That was the tag line for the film’s poster, and it was certainly accurate. Bonnie and Clyde was Beatty’s baby all the way. Determined to call the shots and control his own career, he set out to produce the film, supervise casting and hire director Arthur Penn (with whom he worked on the 1965 film Mickey One), and hone the screenplay by then-novices Robert Benton and David Newman.
Beatty was able to convince Jack Warner to bankroll the film – something Warner had almost zero interest in doing. After an initial, unsuccessful theatrical run, Beatty lobbied the studio relentlessly to re-release the film on a wider platform. The result was instantaneous. Bonnie and Clyde was a smash, a period piece that also captured the zeitgeist of mid-’60s rebellion, social unrest and violence. For a time, the film ranked in the top 20 box-office hits of all time. It even set off a retro ‘30s fashion trend.
Critical reaction to the film was fiercely divided. Some critics called the film a masterpiece, a landmark that set new standards in screen violence and intensity. Others, including Bosley Crowther of The New York Times, were vehemently dismissive. Crowther would soon leave his position as the Times’ top film critic, and many have speculated it was his disdain of Bonnie and Clyde that hastened his departure. In the ensuing years, however, critical consensus regarding the film would be overwhelmingly positive, with many critics considering it among the greatest American films of its time. (Just ask Dale Pollock, professor at the UNCSA School of Filmmaking; he considers Bonnie and Clyde his favorite film.)
The film would receive 10 Academy Award nominations: Best Picture, Best Director, Best Actor, Best Actress, Best Supporting Actor (both Hackman and Pollard), Best Original Screenplay and Best Costume Design, with Oscar wins for Parsons as Best Supporting Actress and for Burnett Guffey’s cinematography. The latter was something of a surprise win, because Guffey did not enjoy working on the film and fell ill during the later stages of production. (That didn’t stop him, however, from accepting the award!)
TCM Primetime host Ben Mankiewicz will offer insights and observations about the film before and after each screening. Although Bonnie and Clyde was released before the Motion Picture Association of America had established its ratings system, a very persuasive argument could be made that the success of the film was a major impetus for for the ratings system, which was instituted a year later. As a result, Bonnie and Clyde is rated R for violence, profanity and sexual situations.

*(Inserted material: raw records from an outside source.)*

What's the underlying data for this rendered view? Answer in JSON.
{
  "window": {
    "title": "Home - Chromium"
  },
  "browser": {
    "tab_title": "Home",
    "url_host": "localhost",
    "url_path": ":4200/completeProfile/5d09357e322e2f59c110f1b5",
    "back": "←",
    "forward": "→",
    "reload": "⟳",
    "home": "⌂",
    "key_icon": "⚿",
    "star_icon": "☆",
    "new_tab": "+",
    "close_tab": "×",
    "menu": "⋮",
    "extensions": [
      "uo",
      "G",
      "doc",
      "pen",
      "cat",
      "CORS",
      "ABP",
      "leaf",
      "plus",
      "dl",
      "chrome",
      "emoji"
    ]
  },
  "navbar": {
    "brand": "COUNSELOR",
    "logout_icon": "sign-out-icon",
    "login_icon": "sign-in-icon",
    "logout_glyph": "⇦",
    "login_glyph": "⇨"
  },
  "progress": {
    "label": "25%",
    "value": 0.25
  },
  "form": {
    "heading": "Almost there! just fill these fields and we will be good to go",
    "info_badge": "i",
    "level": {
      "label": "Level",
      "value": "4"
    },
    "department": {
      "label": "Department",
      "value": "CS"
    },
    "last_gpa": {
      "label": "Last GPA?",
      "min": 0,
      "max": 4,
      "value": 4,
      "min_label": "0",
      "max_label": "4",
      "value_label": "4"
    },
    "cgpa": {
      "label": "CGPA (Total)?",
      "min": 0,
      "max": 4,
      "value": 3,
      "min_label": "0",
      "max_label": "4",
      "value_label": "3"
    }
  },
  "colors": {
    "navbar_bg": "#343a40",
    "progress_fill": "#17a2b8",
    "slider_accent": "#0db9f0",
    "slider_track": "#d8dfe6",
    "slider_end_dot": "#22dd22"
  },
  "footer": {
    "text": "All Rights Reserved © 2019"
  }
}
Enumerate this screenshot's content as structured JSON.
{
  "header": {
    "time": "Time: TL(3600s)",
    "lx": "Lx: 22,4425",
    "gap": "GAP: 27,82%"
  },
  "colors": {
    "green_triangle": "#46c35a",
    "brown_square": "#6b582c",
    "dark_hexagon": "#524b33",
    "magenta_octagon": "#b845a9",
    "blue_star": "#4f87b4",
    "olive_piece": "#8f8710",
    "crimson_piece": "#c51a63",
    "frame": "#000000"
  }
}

Mark Burger can be heard Friday mornings on the “Two Guys Named Chris” radio show on Rock-92. © 2017, Mark Burger.